**** Records for processing
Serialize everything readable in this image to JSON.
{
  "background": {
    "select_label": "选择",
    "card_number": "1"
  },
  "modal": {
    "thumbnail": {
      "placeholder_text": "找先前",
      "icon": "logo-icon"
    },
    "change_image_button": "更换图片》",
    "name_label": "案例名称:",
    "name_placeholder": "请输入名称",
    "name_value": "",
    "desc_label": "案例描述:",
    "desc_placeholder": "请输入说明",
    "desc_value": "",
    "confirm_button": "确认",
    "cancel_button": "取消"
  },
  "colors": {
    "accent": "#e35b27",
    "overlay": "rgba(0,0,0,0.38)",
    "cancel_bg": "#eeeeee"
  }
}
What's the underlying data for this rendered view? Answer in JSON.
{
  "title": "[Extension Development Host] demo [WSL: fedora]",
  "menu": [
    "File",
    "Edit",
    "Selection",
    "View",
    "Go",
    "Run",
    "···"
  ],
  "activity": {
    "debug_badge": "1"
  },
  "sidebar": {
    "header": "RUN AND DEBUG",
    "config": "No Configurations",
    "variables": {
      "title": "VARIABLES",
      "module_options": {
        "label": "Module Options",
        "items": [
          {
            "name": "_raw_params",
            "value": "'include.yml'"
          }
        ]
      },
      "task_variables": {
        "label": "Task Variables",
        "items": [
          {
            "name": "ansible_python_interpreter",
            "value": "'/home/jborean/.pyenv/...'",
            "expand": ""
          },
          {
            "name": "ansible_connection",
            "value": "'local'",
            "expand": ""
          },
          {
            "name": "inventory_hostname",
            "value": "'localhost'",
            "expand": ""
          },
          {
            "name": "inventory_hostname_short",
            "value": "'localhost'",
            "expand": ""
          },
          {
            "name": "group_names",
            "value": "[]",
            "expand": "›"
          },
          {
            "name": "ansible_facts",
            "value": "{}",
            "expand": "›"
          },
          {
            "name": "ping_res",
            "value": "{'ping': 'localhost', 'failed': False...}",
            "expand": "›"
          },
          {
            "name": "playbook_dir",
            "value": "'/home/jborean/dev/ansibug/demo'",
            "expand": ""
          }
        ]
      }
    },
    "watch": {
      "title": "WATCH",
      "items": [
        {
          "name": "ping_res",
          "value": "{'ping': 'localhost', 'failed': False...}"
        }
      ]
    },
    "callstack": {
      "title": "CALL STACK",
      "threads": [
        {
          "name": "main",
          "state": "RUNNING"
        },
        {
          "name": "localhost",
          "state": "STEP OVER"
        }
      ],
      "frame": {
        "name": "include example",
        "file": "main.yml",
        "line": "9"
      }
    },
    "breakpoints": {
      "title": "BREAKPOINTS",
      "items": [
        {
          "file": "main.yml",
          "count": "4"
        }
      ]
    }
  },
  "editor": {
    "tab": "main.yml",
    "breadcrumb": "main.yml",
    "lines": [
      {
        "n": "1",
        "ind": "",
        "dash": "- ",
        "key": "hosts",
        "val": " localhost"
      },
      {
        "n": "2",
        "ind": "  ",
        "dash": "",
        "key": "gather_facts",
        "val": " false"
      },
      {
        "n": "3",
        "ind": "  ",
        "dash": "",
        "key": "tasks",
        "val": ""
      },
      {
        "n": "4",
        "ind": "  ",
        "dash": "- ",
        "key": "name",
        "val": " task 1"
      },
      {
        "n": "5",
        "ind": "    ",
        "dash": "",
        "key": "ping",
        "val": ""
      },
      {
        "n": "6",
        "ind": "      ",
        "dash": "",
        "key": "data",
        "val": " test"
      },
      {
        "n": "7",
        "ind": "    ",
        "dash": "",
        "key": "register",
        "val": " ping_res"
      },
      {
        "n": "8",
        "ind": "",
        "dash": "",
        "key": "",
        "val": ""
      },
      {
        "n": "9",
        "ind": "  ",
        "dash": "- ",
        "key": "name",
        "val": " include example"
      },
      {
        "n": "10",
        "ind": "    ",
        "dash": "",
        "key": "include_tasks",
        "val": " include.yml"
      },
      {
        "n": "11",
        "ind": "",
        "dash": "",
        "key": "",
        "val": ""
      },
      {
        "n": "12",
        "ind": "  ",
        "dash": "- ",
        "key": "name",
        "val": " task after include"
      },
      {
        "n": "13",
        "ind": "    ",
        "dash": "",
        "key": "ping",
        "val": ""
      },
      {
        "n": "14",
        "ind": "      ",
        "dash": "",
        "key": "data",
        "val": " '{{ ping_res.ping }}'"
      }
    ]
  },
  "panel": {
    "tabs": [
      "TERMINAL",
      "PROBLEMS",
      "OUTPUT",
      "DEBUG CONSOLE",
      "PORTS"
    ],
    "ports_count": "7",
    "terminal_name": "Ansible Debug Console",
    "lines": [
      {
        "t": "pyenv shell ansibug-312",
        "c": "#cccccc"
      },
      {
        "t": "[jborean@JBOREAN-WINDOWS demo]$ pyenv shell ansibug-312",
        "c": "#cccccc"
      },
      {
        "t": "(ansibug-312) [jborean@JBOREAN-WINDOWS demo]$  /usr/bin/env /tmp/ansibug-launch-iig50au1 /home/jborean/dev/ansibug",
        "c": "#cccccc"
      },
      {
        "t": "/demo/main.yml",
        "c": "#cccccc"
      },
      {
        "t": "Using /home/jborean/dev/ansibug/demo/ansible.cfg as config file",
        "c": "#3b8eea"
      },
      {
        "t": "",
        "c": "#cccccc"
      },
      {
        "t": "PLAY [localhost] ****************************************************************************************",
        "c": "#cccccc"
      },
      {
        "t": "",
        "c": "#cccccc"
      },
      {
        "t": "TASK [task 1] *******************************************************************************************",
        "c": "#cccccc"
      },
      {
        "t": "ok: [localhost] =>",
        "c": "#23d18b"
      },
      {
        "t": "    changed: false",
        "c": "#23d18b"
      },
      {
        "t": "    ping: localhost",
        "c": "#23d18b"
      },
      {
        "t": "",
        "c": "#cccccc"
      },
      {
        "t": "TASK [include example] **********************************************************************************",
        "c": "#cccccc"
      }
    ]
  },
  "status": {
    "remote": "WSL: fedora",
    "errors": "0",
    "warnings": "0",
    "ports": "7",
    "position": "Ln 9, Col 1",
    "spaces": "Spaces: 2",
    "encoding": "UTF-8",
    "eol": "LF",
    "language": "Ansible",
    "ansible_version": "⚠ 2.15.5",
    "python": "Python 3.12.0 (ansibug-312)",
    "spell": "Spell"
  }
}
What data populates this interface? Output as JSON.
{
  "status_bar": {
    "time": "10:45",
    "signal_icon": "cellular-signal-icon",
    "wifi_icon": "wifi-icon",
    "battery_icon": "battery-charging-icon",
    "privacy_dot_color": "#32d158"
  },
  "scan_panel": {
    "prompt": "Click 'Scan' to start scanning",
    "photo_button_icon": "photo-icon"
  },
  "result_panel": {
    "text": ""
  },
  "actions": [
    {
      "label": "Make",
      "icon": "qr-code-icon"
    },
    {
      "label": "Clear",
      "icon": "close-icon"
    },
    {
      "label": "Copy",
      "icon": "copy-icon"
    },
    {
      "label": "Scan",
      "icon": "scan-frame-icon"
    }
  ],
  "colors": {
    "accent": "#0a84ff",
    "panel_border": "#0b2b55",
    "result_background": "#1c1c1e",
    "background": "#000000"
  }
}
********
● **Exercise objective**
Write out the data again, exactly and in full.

● **Response to the exercise**
Serialize everything readable in this image to JSON.
{
  "background": {
    "select_label": "选择",
    "card_number": "1"
  },
  "modal": {
    "thumbnail": {
      "placeholder_text": "找先前",
      "icon": "logo-icon"
    },
    "change_image_button": "更换图片》",
    "name_label": "案例名称:",
    "name_placeholder": "请输入名称",
    "name_value": "",
    "desc_label": "案例描述:",
    "desc_placeholder": "请输入说明",
    "desc_value": "",
    "confirm_button": "确认",
    "cancel_button": "取消"
  },
  "colors": {
    "accent": "#e35b27",
    "overlay": "rgba(0,0,0,0.38)",
    "cancel_bg": "#eeeeee"
  }
}
What's the underlying data for this rendered view? Answer in JSON.
{
  "title": "[Extension Development Host] demo [WSL: fedora]",
  "menu": [
    "File",
    "Edit",
    "Selection",
    "View",
    "Go",
    "Run",
    "···"
  ],
  "activity": {
    "debug_badge": "1"
  },
  "sidebar": {
    "header": "RUN AND DEBUG",
    "config": "No Configurations",
    "variables": {
      "title": "VARIABLES",
      "module_options": {
        "label": "Module Options",
        "items": [
          {
            "name": "_raw_params",
            "value": "'include.yml'"
          }
        ]
      },
      "task_variables": {
        "label": "Task Variables",
        "items": [
          {
            "name": "ansible_python_interpreter",
            "value": "'/home/jborean/.pyenv/...'",
            "expand": ""
          },
          {
            "name": "ansible_connection",
            "value": "'local'",
            "expand": ""
          },
          {
            "name": "inventory_hostname",
            "value": "'localhost'",
            "expand": ""
          },
          {
            "name": "inventory_hostname_short",
            "value": "'localhost'",
            "expand": ""
          },
          {
            "name": "group_names",
            "value": "[]",
            "expand": "›"
          },
          {
            "name": "ansible_facts",
            "value": "{}",
            "expand": "›"
          },
          {
            "name": "ping_res",
            "value": "{'ping': 'localhost', 'failed': False...}",
            "expand": "›"
          },
          {
            "name": "playbook_dir",
            "value": "'/home/jborean/dev/ansibug/demo'",
            "expand": ""
          }
        ]
      }
    },
    "watch": {
      "title": "WATCH",
      "items": [
        {
          "name": "ping_res",
          "value": "{'ping': 'localhost', 'failed': False...}"
        }
      ]
    },
    "callstack": {
      "title": "CALL STACK",
      "threads": [
        {
          "name": "main",
          "state": "RUNNING"
        },
        {
          "name": "localhost",
          "state": "STEP OVER"
        }
      ],
      "frame": {
        "name": "include example",
        "file": "main.yml",
        "line": "9"
      }
    },
    "breakpoints": {
      "title": "BREAKPOINTS",
      "items": [
        {
          "file": "main.yml",
          "count": "4"
        }
      ]
    }
  },
  "editor": {
    "tab": "main.yml",
    "breadcrumb": "main.yml",
    "lines": [
      {
        "n": "1",
        "ind": "",
        "dash": "- ",
        "key": "hosts",
        "val": " localhost"
      },
      {
        "n": "2",
        "ind": "  ",
        "dash": "",
        "key": "gather_facts",
        "val": " false"
      },
      {
        "n": "3",
        "ind": "  ",
        "dash": "",
        "key": "tasks",
        "val": ""
      },
      {
        "n": "4",
        "ind": "  ",
        "dash": "- ",
        "key": "name",
        "val": " task 1"
      },
      {
        "n": "5",
        "ind": "    ",
        "dash": "",
        "key": "ping",
        "val": ""
      },
      {
        "n": "6",
        "ind": "      ",
        "dash": "",
        "key": "data",
        "val": " test"
      },
      {
        "n": "7",
        "ind": "    ",
        "dash": "",
        "key": "register",
        "val": " ping_res"
      },
      {
        "n": "8",
        "ind": "",
        "dash": "",
        "key": "",
        "val": ""
      },
      {
        "n": "9",
        "ind": "  ",
        "dash": "- ",
        "key": "name",
        "val": " include example"
      },
      {
        "n": "10",
        "ind": "    ",
        "dash": "",
        "key": "include_tasks",
        "val": " include.yml"
      },
      {
        "n": "11",
        "ind": "",
        "dash": "",
        "key": "",
        "val": ""
      },
      {
        "n": "12",
        "ind": "  ",
        "dash": "- ",
        "key": "name",
        "val": " task after include"
      },
      {
        "n": "13",
        "ind": "    ",
        "dash": "",
        "key": "ping",
        "val": ""
      },
      {
        "n": "14",
        "ind": "      ",
        "dash": "",
        "key": "data",
        "val": " '{{ ping_res.ping }}'"
      }
    ]
  },
  "panel": {
    "tabs": [
      "TERMINAL",
      "PROBLEMS",
      "OUTPUT",
      "DEBUG CONSOLE",
      "PORTS"
    ],
    "ports_count": "7",
    "terminal_name": "Ansible Debug Console",
    "lines": [
      {
        "t": "pyenv shell ansibug-312",
        "c": "#cccccc"
      },
      {
        "t": "[jborean@JBOREAN-WINDOWS demo]$ pyenv shell ansibug-312",
        "c": "#cccccc"
      },
      {
        "t": "(ansibug-312) [jborean@JBOREAN-WINDOWS demo]$  /usr/bin/env /tmp/ansibug-launch-iig50au1 /home/jborean/dev/ansibug",
        "c": "#cccccc"
      },
      {
        "t": "/demo/main.yml",
        "c": "#cccccc"
      },
      {
        "t": "Using /home/jborean/dev/ansibug/demo/ansible.cfg as config file",
        "c": "#3b8eea"
      },
      {
        "t": "",
        "c": "#cccccc"
      },
      {
        "t": "PLAY [localhost] ****************************************************************************************",
        "c": "#cccccc"
      },
      {
        "t": "",
        "c": "#cccccc"
      },
      {
        "t": "TASK [task 1] *******************************************************************************************",
        "c": "#cccccc"
      },
      {
        "t": "ok: [localhost] =>",
        "c": "#23d18b"
      },
      {
        "t": "    changed: false",
        "c": "#23d18b"
      },
      {
        "t": "    ping: localhost",
        "c": "#23d18b"
      },
      {
        "t": "",
        "c": "#cccccc"
      },
      {
        "t": "TASK [include example] **********************************************************************************",
        "c": "#cccccc"
      }
    ]
  },
  "status": {
    "remote": "WSL: fedora",
    "errors": "0",
    "warnings": "0",
    "ports": "7",
    "position": "Ln 9, Col 1",
    "spaces": "Spaces: 2",
    "encoding": "UTF-8",
    "eol": "LF",
    "language": "Ansible",
    "ansible_version": "⚠ 2.15.5",
    "python": "Python 3.12.0 (ansibug-312)",
    "spell": "Spell"
  }
}
What data populates this interface? Output as JSON.
{
  "status_bar": {
    "time": "10:45",
    "signal_icon": "cellular-signal-icon",
    "wifi_icon": "wifi-icon",
    "battery_icon": "battery-charging-icon",
    "privacy_dot_color": "#32d158"
  },
  "scan_panel": {
    "prompt": "Click 'Scan' to start scanning",
    "photo_button_icon": "photo-icon"
  },
  "result_panel": {
    "text": ""
  },
  "actions": [
    {
      "label": "Make",
      "icon": "qr-code-icon"
    },
    {
      "label": "Clear",
      "icon": "close-icon"
    },
    {
      "label": "Copy",
      "icon": "copy-icon"
    },
    {
      "label": "Scan",
      "icon": "scan-frame-icon"
    }
  ],
  "colors": {
    "accent": "#0a84ff",
    "panel_border": "#0b2b55",
    "result_background": "#1c1c1e",
    "background": "#000000"
  }
}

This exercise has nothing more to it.